The results of his labors presented income inequality as a sort of upside down U, starting relatively low, rising dramatically in the era of rapid economic development, and then receding as the rising tide of the developed economy lifted boats up and down the income distribution.

In an important sense, Kuznets’s work was an expression of the optimism of the nascent postwar boom which, particularly after the added upward momentum caused by the Korean War, seemed like it represented a new and enduring reality. It is one of the great virtues of Piketty’s book that he critically revises Kuznets’s conclusions without faulting him unduly either for the shortcomings of the tools available to him, or for the lack of clairvoyance implicit in the human condition itself.

New comforter. Brussels, April 2014.

New comforter. Brussels, April 2014.

With access to better tools and more data, Piketty draws a number of intriguing conclusions about the current state of the world economy. In his view, the postwar economic boom was an exception rather than the harbinger of a new era. The rates of growth seen during the three postwar decades were wildly out of line with the standard in the long scope of economic history which, to the extent that we are able to discern, tend to be about .8% per year.

The return to the long term trend line, combined with demographic stagnation (which Piketty argues is likely in the course of the next half century) and the overall convergence of levels of output between developed and less developed economies will lead, in the medium and long terms to an intensification of the pattern of wealth concentration that have been increasingly evident in the last half decade.

Of the many interesting questions raised by Piketty’s work, perhaps the most acute is that as to what the implications of income inequality might be for the world economy. There is a certain species of thought, common in North America and not unheard of in Europe, that views income inequality as a non-problem. Since the outcomes of the market are always by definition rational, the actual distribution of wealth is a precise map of “just” distribution.

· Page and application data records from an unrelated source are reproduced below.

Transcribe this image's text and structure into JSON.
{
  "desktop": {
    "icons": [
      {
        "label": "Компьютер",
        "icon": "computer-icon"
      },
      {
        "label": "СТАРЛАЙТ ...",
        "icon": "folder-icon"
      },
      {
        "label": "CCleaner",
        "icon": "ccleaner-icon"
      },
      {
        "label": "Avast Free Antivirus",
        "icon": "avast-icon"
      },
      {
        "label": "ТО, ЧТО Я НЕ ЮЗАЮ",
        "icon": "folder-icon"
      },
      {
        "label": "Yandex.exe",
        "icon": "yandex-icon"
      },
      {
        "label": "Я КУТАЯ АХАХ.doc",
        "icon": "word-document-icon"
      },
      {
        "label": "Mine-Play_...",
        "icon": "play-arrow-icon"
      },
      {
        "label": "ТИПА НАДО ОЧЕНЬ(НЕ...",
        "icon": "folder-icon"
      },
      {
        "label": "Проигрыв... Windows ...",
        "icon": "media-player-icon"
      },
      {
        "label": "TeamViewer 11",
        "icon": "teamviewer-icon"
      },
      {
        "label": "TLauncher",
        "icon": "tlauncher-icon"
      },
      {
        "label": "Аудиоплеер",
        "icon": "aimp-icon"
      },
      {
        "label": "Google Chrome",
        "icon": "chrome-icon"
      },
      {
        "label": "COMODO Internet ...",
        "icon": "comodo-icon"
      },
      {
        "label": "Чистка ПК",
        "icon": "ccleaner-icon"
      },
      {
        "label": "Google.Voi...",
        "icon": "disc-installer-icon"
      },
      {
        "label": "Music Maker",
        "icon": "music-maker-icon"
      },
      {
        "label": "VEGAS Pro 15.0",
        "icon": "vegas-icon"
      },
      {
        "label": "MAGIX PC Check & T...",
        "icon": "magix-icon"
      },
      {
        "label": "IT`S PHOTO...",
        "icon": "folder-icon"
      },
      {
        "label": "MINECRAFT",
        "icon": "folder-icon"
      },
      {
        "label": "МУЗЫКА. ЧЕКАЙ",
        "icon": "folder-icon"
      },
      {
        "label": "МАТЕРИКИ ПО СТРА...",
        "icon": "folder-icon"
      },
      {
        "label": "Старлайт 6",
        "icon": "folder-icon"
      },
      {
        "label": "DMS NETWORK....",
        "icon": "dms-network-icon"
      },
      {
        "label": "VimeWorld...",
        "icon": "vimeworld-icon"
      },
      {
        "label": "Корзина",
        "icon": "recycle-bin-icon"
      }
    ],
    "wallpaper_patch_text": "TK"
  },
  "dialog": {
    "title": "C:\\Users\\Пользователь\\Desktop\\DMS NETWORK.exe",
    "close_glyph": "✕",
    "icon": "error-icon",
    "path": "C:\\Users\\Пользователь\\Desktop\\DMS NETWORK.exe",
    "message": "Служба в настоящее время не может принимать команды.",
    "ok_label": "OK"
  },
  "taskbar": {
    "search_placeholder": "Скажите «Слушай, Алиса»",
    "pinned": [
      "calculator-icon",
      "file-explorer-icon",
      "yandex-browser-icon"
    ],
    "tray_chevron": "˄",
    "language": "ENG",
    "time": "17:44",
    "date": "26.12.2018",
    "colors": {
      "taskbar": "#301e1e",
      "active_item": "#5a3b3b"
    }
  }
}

More moderate opinions tends to see wide disparities of wealth as a pathology of markets: unfortunate, but likely to be resolved in the long run. Piketty’s conclusion, grounded on the mountains of statistical evidence accumulated in the WTID, is that concentration of wealth is part of the normal function of (relatively) free market capitalism. This was, as Piketty notes, Marx’s conclusion as well. The question then becomes how it is possible to avoid the further consequences of Marx’s prognosis.

It is worth mentioning, as an aside, that although Piketty does take account of much of the critical force of Marx’s work, he does repeat the common misperception that Marx predicted that the rate of profit over the capitalist system at large would inevitable begin to fall. This is false. Marx writes about the law of tendency of the rate of profit to fall. His argument, much of which Piketty does take on board, is that the reduction of the proportion of human beings to technological capital over the system at large would come to decrease the opportunities for profit, since the exploitation of technology was essentially the same for all participants in any given line of production.

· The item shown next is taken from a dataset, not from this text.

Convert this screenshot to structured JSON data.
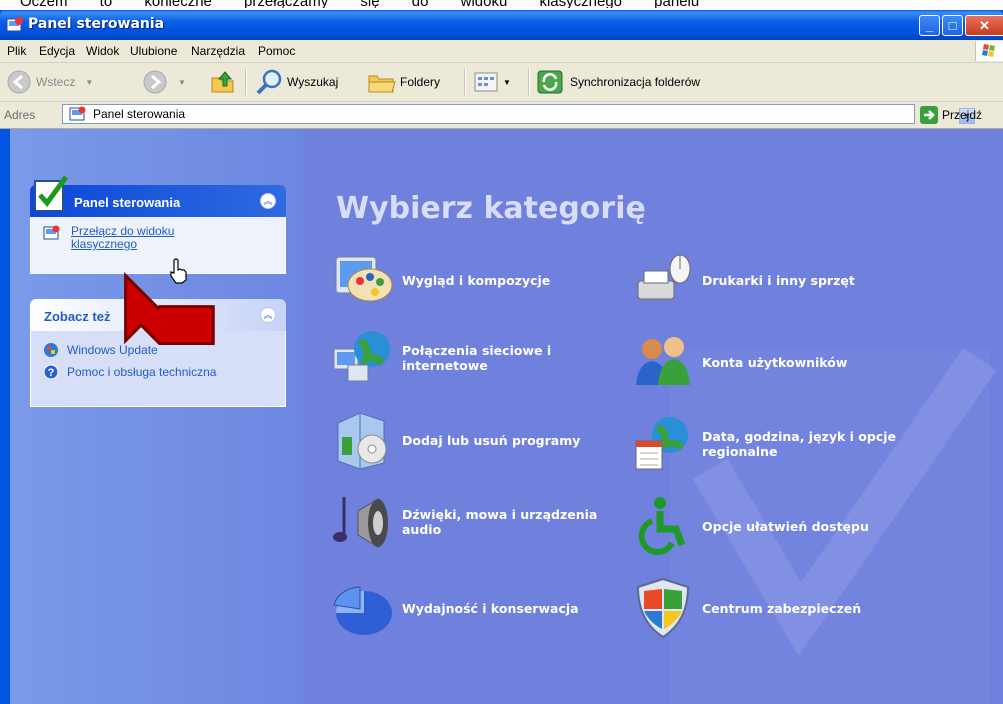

But Piketty does succeed in identifying a central dynamic of the system: when the rate of return on capital outpaces the rate of growth from output and income, the consequence is the concentration of wealth.

The greatest virtue of Piketty’s work is the extensiveness of his engagement with available data. Perhaps a close second is his determination to resist the temptations both of excessive pessimism and of pollyannaism. The final sections of his book provide a range of suggested policy measures that might ameliorate the tendency of normally functioning capitalism to throw up consequences that are politically unsupportable.

Piketty is a proponent of progressive taxation, and a firm believer that it has the capacity to retard, if not actually to reverse, processes of wealth concentration. Yet his solutions are all well within the progressive liberal tool kit, a source which has in the past had some successes no doubt, but one which the current disposition of forces and dynamics has left desiring influence.

 

Photographs courtesy of Joel Schalit.